(Work order) Your response should be a copy of each line in the listing below that includes the word "Configuring".

(Task input)
—————
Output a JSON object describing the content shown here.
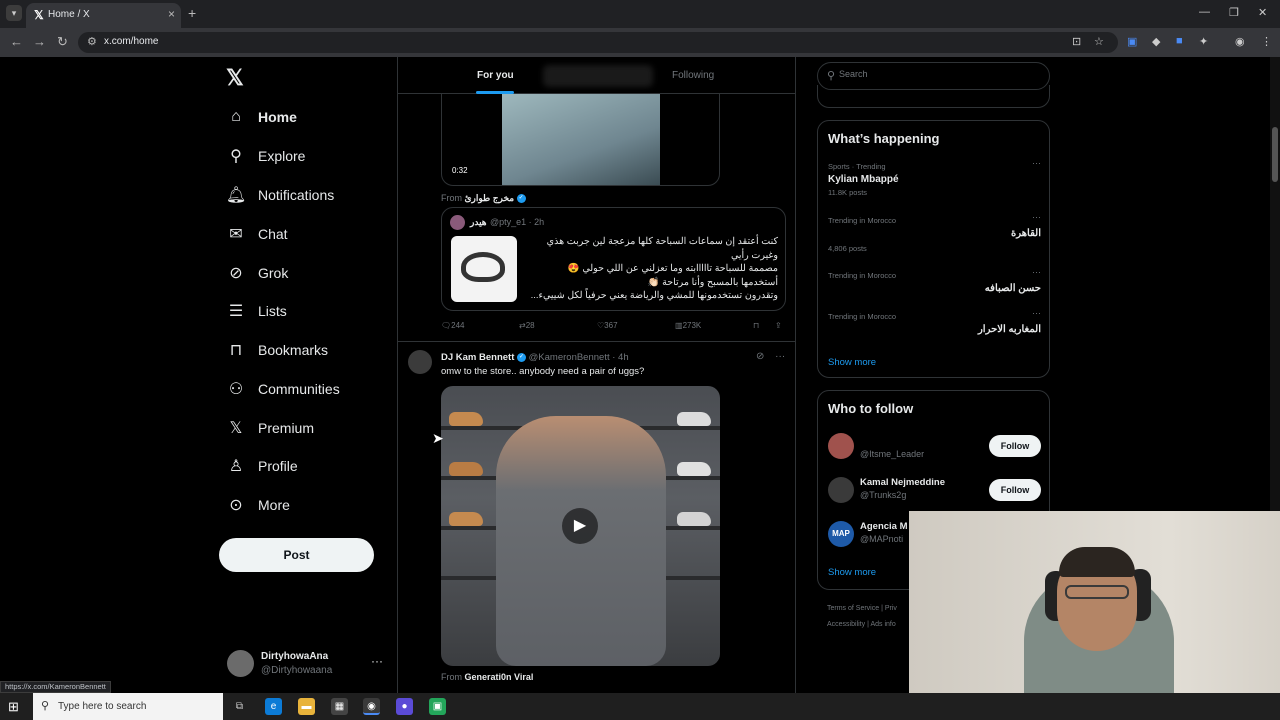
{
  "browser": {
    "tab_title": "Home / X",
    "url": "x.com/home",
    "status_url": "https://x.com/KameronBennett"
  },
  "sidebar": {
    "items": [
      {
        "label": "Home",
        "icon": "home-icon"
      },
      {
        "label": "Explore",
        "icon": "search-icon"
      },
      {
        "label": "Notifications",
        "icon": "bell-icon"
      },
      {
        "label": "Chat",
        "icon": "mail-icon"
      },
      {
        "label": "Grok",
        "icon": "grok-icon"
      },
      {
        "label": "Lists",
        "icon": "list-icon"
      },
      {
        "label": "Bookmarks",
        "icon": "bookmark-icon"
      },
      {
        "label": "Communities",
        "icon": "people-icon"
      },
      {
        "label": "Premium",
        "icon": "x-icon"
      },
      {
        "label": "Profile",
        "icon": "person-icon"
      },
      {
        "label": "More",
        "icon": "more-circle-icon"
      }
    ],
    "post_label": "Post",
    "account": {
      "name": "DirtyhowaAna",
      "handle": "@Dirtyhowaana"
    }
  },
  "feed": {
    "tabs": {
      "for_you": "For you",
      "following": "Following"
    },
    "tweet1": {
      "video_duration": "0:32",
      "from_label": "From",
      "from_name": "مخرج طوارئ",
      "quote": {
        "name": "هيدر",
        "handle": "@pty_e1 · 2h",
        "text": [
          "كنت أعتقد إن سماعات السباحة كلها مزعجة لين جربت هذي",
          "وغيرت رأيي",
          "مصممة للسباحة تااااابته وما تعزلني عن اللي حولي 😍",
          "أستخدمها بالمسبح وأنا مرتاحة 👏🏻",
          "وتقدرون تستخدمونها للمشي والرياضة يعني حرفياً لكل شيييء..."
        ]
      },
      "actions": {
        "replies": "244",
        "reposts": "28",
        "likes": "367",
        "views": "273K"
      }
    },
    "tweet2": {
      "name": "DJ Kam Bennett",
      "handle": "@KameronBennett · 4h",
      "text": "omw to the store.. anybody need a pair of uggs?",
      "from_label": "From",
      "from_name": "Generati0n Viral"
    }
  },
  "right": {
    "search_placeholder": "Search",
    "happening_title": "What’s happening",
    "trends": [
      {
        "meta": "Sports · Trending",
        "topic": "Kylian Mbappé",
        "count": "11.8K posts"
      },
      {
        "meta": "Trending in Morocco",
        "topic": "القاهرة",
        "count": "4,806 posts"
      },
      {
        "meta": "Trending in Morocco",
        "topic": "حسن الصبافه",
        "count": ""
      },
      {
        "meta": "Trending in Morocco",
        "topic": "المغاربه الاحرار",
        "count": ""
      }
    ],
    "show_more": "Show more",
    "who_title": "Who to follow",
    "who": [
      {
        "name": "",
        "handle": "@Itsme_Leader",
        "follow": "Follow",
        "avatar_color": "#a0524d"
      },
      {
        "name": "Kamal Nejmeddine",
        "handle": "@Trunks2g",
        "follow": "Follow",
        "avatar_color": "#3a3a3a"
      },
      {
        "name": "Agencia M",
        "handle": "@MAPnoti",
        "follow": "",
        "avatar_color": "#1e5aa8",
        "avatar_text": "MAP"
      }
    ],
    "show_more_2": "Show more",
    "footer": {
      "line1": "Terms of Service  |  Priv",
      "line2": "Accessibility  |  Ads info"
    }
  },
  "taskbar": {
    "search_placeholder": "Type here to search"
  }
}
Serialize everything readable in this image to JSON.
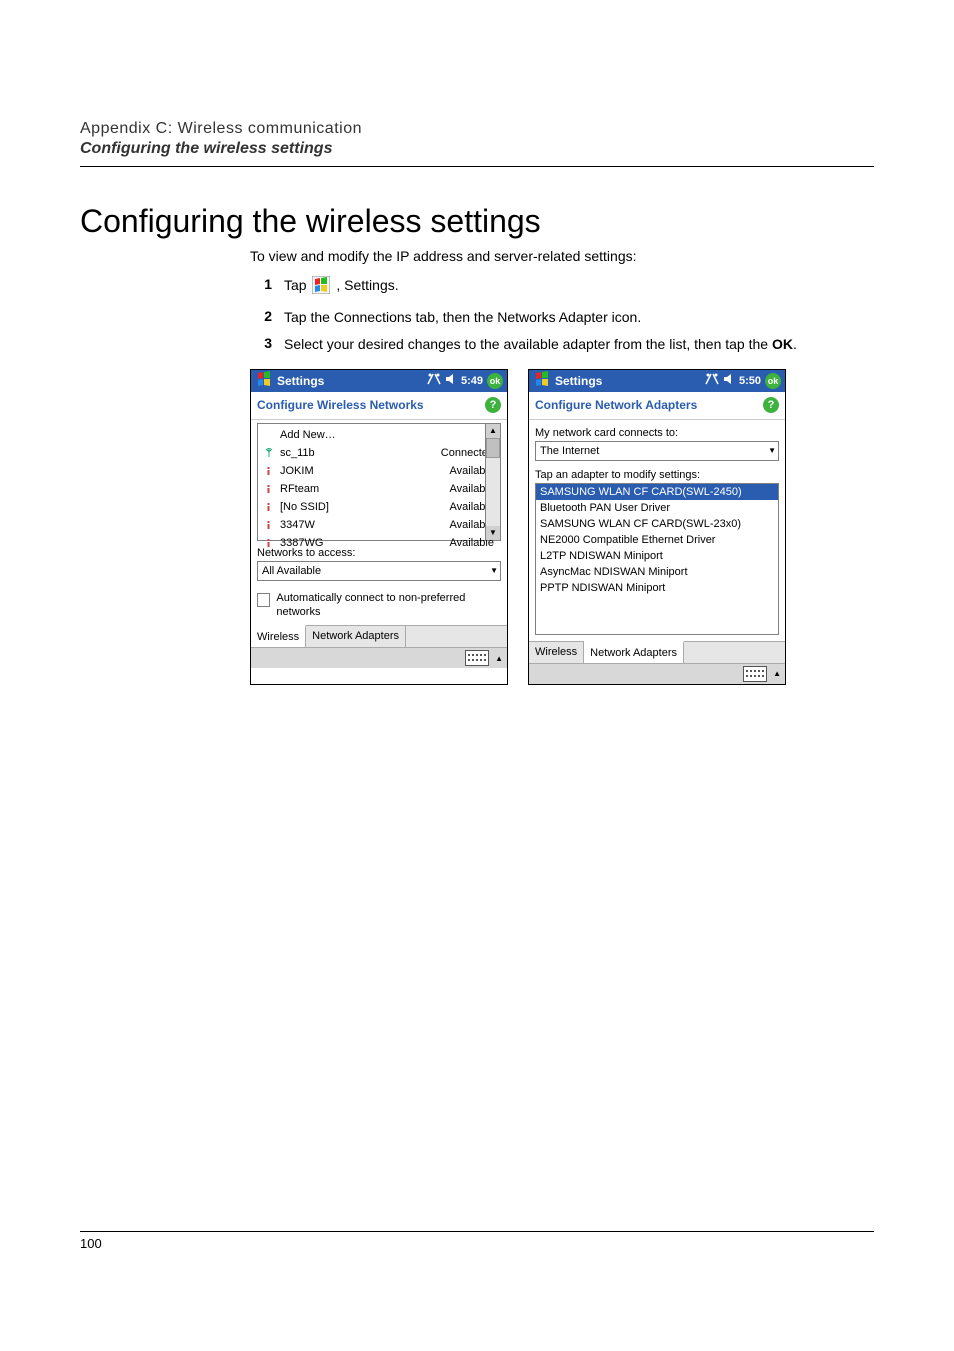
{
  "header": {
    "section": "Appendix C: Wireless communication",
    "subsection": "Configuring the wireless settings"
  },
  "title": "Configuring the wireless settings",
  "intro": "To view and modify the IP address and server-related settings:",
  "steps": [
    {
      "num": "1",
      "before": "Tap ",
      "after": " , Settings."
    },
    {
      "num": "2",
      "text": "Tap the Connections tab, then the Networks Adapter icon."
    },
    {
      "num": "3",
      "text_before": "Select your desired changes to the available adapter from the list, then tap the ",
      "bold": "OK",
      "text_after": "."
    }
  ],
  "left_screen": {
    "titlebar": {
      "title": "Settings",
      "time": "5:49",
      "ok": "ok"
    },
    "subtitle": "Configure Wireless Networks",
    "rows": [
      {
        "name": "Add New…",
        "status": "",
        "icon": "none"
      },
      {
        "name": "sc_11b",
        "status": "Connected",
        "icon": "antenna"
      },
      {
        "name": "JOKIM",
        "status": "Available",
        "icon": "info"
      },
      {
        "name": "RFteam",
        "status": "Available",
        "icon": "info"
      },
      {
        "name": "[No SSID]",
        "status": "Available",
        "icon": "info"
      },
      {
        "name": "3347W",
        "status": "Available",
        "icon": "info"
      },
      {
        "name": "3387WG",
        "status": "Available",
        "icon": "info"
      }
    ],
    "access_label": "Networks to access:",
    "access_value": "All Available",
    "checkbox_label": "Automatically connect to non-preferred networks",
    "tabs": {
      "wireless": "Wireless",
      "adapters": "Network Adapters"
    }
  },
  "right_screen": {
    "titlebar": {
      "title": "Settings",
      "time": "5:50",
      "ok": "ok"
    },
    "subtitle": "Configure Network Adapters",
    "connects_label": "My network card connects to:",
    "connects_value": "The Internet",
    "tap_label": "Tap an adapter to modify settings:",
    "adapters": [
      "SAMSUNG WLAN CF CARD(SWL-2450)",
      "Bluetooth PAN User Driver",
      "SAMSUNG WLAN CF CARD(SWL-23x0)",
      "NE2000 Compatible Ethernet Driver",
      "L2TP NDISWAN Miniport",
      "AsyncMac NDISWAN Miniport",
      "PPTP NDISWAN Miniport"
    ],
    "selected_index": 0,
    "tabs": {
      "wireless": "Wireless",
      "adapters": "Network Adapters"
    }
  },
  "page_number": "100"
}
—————
(Reply)
    "subsection": "Configuring the wireless settings"
  "title": "Configuring the wireless settings",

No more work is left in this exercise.